The Ministry of Health has asked health departments at all localities to enhance measures to prevent Whitmore disease.
|Doctor Do Duy Cuong of Bach Mai Hospital examines a Whitmore patient. — Photo vietnamplus.vn|
The move was made following the recent increase in the number of Whitmore patients in the central region.
Central localities are expected to record more Whitmore patients in the future due to poor sanitation conditions caused by recent floods which create ideal conditions for bacteria to develop.
Whitmore disease, also known as Melioidosis, is caused by Burkholderia Pseudomallei bacillus. These bacteria are found in soil, dirty water or in rice fields and stagnant water. They can spread to humans and animals by direct contact with sources of contamination.
According to the ministry, the disease is rare and does not lead to a pandemic but it can cause septic shock leading to failure of major organs and in some cases, death, particularly among vulnerable groups.
The ministry required localities, particularly central Nghe An, Ha Tinh, Quang Binh, Quang Tri, Thua Thien-Hue, Da Nang, Quang Nam, Quang Ngai and Binh Dinh provinces to increase supervision to quickly detect new cases of Whitmore.
Local health departments are instructed to take samples of suspected cases or those at high risks of infecting with the disease for testing to have proper treatment.
They are also asked to actively treat Whitmore patients to minimise the rate of fatality.
The health ministry orders local health departments to increase communication activities to raise public awareness of the disease and preventive measures.
As many as 28 patients with Whitmore's disease have been hospitalised at the Hue Central Hospital from the beginning of October, a sudden increase compared to previous years, according to the local health department.
About 50 per cent of the patients were from Thua Thien-Hue Province while the rest were from other provinces such as Thanh Hoa, Ha Tinh, Quang Binh and Quang Tri.
Many patients arrived at the hospital in late stages of the disease, with sepsis, septic shock or multi-organ failure making treatment difficult and costly, according to the hospital.
Director of Hanoi-based Bach Mai Hospital’s Centre for Tropical Diseases Do Duy Cuong told Vietnamplus online newspaper that the centre has treated 30 Whitmore patients since early this year. In early November alone, the centre provided treatment for six patients. Three of them are currently being treated at the centre and they come from northern Son La Province and central Nghe An and Ha Tinh provinces.

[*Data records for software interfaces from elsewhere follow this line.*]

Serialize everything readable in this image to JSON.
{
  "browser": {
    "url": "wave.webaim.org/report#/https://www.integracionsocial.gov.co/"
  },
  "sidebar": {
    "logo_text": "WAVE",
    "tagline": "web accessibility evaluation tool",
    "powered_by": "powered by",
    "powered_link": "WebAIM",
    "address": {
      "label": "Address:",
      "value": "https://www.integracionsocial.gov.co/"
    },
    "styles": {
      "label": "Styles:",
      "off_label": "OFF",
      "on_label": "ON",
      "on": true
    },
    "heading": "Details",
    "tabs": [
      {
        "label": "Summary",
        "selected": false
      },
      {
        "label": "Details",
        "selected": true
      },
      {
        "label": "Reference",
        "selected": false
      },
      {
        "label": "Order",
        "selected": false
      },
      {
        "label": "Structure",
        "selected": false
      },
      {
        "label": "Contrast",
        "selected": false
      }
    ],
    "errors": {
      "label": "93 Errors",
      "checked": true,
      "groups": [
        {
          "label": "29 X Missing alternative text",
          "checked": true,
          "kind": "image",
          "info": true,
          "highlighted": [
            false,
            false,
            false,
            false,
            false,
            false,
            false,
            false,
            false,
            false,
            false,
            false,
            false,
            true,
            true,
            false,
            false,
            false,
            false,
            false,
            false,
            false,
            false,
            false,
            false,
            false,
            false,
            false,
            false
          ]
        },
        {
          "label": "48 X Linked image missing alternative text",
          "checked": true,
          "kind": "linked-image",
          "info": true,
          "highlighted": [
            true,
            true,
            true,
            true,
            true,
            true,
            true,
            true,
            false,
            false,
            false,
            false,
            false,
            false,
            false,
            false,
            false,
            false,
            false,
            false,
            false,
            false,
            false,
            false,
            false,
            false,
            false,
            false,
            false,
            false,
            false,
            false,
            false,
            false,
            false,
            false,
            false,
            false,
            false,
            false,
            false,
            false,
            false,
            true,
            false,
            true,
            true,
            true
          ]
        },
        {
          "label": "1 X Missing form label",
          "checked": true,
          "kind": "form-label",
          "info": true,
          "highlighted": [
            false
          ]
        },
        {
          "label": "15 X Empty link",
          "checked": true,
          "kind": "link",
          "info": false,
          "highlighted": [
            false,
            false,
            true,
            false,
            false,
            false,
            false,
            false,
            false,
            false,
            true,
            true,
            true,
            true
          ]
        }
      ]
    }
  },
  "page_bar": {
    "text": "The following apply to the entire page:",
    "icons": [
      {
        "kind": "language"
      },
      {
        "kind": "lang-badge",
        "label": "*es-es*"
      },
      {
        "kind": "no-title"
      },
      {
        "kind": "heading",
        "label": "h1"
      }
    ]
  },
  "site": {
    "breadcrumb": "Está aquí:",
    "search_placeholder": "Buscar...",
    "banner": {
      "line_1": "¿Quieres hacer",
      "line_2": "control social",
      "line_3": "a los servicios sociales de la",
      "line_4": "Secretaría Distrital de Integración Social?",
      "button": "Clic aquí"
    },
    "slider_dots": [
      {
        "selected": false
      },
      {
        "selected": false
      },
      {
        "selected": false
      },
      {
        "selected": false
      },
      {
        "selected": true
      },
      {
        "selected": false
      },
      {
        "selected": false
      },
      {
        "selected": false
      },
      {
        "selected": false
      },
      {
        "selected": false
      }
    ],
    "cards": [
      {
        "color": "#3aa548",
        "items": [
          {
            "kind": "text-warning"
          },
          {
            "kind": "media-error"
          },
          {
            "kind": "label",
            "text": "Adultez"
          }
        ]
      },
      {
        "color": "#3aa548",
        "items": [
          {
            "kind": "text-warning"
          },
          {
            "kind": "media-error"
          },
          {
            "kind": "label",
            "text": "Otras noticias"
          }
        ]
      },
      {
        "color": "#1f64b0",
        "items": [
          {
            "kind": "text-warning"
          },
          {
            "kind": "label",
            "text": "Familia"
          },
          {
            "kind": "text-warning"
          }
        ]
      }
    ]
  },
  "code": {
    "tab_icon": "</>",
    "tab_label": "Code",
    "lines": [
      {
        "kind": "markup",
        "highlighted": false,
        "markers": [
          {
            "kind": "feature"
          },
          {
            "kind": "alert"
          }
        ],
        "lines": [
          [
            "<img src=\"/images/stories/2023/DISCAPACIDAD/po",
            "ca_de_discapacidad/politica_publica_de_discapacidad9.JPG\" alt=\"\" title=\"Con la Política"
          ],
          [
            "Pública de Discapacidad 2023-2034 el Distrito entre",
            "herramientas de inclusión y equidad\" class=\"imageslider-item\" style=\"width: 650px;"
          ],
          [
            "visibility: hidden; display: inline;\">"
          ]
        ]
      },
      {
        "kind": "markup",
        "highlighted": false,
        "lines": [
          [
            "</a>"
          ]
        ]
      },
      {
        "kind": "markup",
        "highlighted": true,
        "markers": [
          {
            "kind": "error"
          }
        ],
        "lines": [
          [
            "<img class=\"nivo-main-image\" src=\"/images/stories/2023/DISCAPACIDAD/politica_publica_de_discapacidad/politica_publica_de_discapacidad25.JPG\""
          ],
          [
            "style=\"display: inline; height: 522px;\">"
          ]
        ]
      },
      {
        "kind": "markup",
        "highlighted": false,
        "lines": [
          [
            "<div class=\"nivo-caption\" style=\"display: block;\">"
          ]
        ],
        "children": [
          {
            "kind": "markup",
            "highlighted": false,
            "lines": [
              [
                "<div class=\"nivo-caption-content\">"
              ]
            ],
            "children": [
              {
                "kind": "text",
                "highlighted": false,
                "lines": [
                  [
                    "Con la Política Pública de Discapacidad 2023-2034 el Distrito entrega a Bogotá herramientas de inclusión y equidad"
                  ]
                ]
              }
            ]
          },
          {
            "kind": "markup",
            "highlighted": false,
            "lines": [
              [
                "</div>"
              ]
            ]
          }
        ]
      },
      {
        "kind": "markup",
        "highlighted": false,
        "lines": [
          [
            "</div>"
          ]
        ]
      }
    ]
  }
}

Whitmore's disease is mainly caused by bacteria that enters the body through the skin, or people who inhale dust, steam, or drink contaminated water, according to Cuong.
At the site of entry they cause pustules that grow depending on the degree of the case, sometimes a large abscess will develop.
The disease was discovered in Vietnam in the 1950s and is often found in some southern provinces. The peak of the disease is recorded during the flood season, between September and November.
Whitmore's disease is common in people with diabetes, with about 37-60 per cent accounting for the total. The shortest incubation period recorded was one day and the longest was 62 years.
Most patients with Whitmore have diverse, ambiguous and multiorgan clinical symptoms. Diagnosis is easily overlooked and mistaken for other diseases, especially tuberculosis due to its similar symptoms.
To proactively prevent Whitmore's disease, the Ministry of Health suggests people keep up personal hygiene and regularly wash their hands with soap and clean water; eat cooked food; and do not eat sick poultry or animals.
People are encouraged to limit exposure to sources of pollution, wear shoes, sandals and gloves when in contact with soil, dirty water or flood water.
If people have open wounds or sores, it is necessary to avoid contact with heavily polluted soil or flood water.
People with chronic diseases such as diabetes and immunodeficiency need care and protection from damage to prevent infections caused by flood water. VNS
The number of newly reported cases of Whitmore's disease in some central provinces has increased sharply in the context of typhoons and floods severely affecting the region.
Hanoi's Son Tay General Hospital today announced that a woman in Hanoi has been infected with Melioidosis, also known as Whitmore’s disease, which is caused by bacterium Burkholderia pseudomalle.